Lights, camera ... income!: Estimating poverty using national accounts, survey means, and lights
Maxim Pinkovskiy, Xavier Sala-i-Martin 27 February 2014
How many people are poor worldwide? This column explains that the answer depends on whether one uses survey of national-accounts data to anchor country distributions of income. It then argues that night-time lights suggest that national accounts offer a better estimate. Developing world poverty may be as low as 4.5% in 2010, much lower than the path constructed by surveys.
How many people are poor, and how fast are they leaving poverty? The World Bank (Chen and Ravallion 2001, 2010) says that a quarter of the people in the developing world lived on an income of less than $1.25 a day (the threshold of absolute poverty defined by the lowest poverty lines in developing countries), down from about 40% in 1992.
Development Poverty and income inequality
GDP, surveys, satellite
More to do on measuring hunger
Joachim De Weerdt, Kathleen Beegle, Jed Friedman, John Gibson 18 February 2014
Whereas the Millennium Development Goal of reducing extreme poverty by half was achieved by 2010, the global hunger rate has only fallen by a third since 1990. Differences in survey design may account for part of this discrepancy. This column presents the results of a recent experiment in which households were randomly assigned to different survey designs.
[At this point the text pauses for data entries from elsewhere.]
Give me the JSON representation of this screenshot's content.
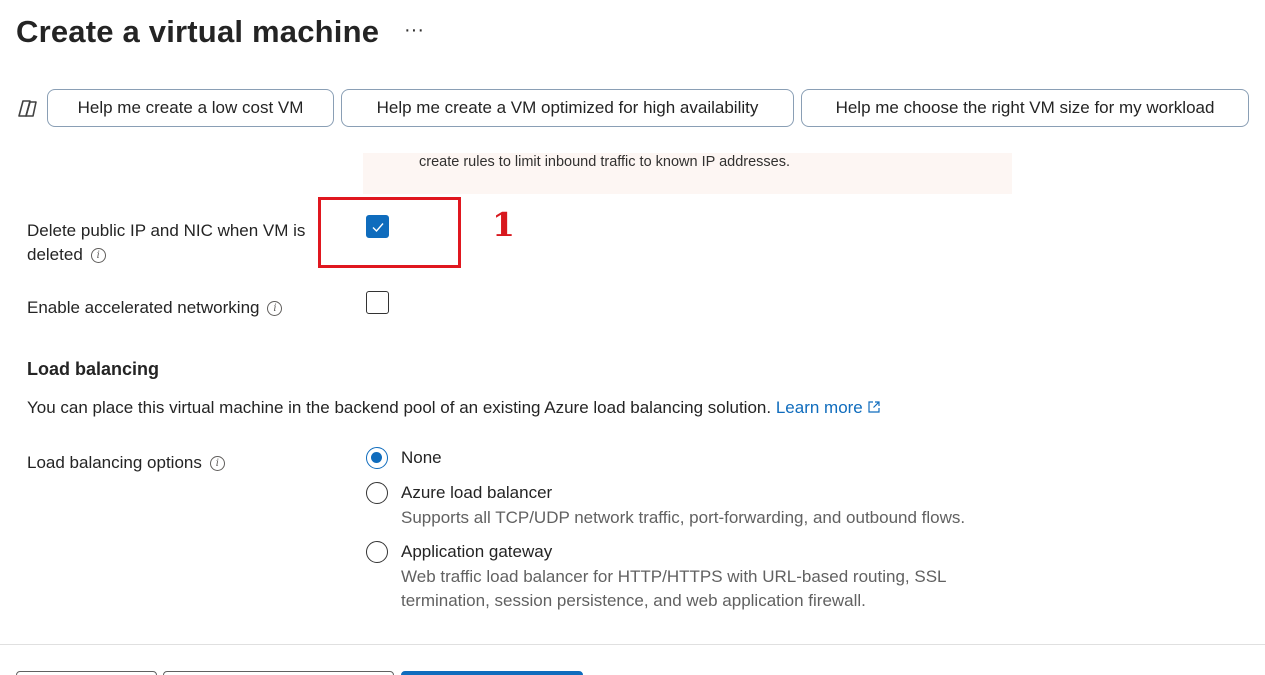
{
  "header": {
    "title": "Create a virtual machine",
    "more_label": "···"
  },
  "copilot": {
    "icon": "copilot-icon",
    "suggestions": [
      "Help me create a low cost VM",
      "Help me create a VM optimized for high availability",
      "Help me choose the right VM size for my workload"
    ]
  },
  "warning": {
    "text": "create rules to limit inbound traffic to known IP addresses."
  },
  "networking": {
    "delete_public_ip": {
      "label": "Delete public IP and NIC when VM is deleted",
      "checked": true
    },
    "accelerated_networking": {
      "label": "Enable accelerated networking",
      "checked": false
    }
  },
  "annotation": {
    "number": "1",
    "color": "#e0171f"
  },
  "load_balancing": {
    "title": "Load balancing",
    "description": "You can place this virtual machine in the backend pool of an existing Azure load balancing solution.",
    "learn_more": "Learn more",
    "options_label": "Load balancing options",
    "options": [
      {
        "label": "None",
        "description": "",
        "selected": true
      },
      {
        "label": "Azure load balancer",
        "description": "Supports all TCP/UDP network traffic, port-forwarding, and outbound flows.",
        "selected": false
      },
      {
        "label": "Application gateway",
        "description": "Web traffic load balancer for HTTP/HTTPS with URL-based routing, SSL termination, session persistence, and web application firewall.",
        "selected": false
      }
    ]
  },
  "colors": {
    "accent": "#0f6cbd",
    "warning_bg": "#fdf6f3"
  }
}
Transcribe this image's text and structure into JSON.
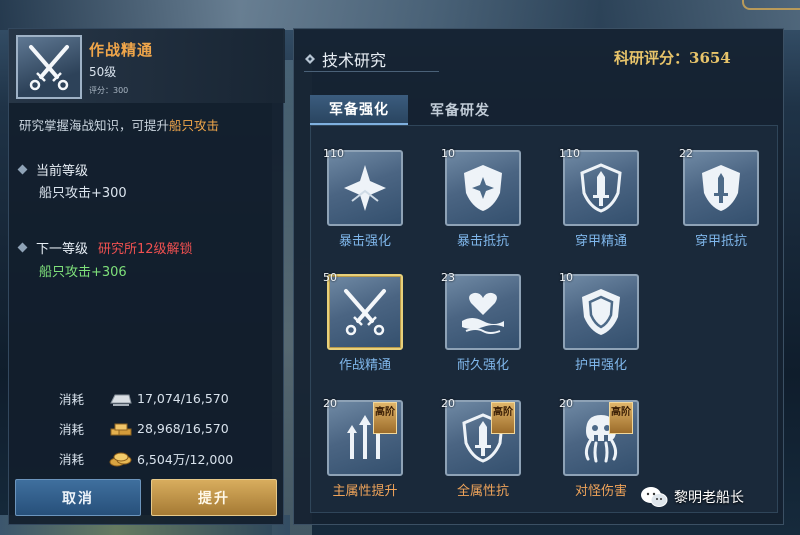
{
  "left": {
    "skill_name": "作战精通",
    "skill_level": "50级",
    "skill_score": "评分：300",
    "description_prefix": "研究掌握海战知识，可提升",
    "description_highlight": "船只攻击",
    "current_level_label": "当前等级",
    "current_value": "船只攻击+300",
    "next_level_label": "下一等级",
    "next_unlock": "研究所12级解锁",
    "next_value": "船只攻击+306",
    "costs": [
      {
        "label": "消耗",
        "icon": "silver-ingot-icon",
        "value": "17,074/16,570"
      },
      {
        "label": "消耗",
        "icon": "gold-bars-icon",
        "value": "28,968/16,570"
      },
      {
        "label": "消耗",
        "icon": "coins-icon",
        "value": "6,504万/12,000"
      }
    ],
    "cancel_label": "取消",
    "upgrade_label": "提升"
  },
  "right": {
    "title": "技术研究",
    "score": "科研评分：3654",
    "tabs": [
      "军备强化",
      "军备研发"
    ],
    "nodes": [
      {
        "level": "110",
        "label": "暴击强化",
        "icon": "starburst-icon"
      },
      {
        "level": "10",
        "label": "暴击抵抗",
        "icon": "star-shield-icon"
      },
      {
        "level": "110",
        "label": "穿甲精通",
        "icon": "sword-shield-icon"
      },
      {
        "level": "22",
        "label": "穿甲抵抗",
        "icon": "sword-shield-icon"
      },
      {
        "level": "50",
        "label": "作战精通",
        "icon": "crossed-swords-icon"
      },
      {
        "level": "23",
        "label": "耐久强化",
        "icon": "heart-wave-icon"
      },
      {
        "level": "10",
        "label": "护甲强化",
        "icon": "shield-icon"
      },
      {
        "level": "20",
        "label": "主属性提升",
        "icon": "arrows-up-icon",
        "badge": "高阶"
      },
      {
        "level": "20",
        "label": "全属性抗",
        "icon": "sword-shield-icon",
        "badge": "高阶"
      },
      {
        "level": "20",
        "label": "对怪伤害",
        "icon": "kraken-icon",
        "badge": "高阶"
      }
    ]
  },
  "watermark": "黎明老船长",
  "colors": {
    "accent_gold": "#f0a64a",
    "label_blue": "#7fb6ea",
    "next_green": "#7ee07a",
    "unlock_red": "#f05050"
  }
}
These different designs yield vastly different hunger estimates, ranging from 19% to 68% of the population being hungry.
One of the first Millennium Development Goals is to reduce hunger by half between 1990 and 2015. To date, the global hunger count has fallen slightly, from 1 billion in 1990–1992 to 870 million in 2010–2012 (Food and Agriculture Organization 2013). As a proportion of the world’s population, this is just a one-third fall in the hunger rate, from 19% to 13%. In contrast, the other highly visible Millennium Development Goal – reducing extreme poverty by half – was achieved by 2010.
Poverty and income inequality
development, Africa, Poverty, Millennium Development Goals, food, hunger, measurement error, surveys, Tanzania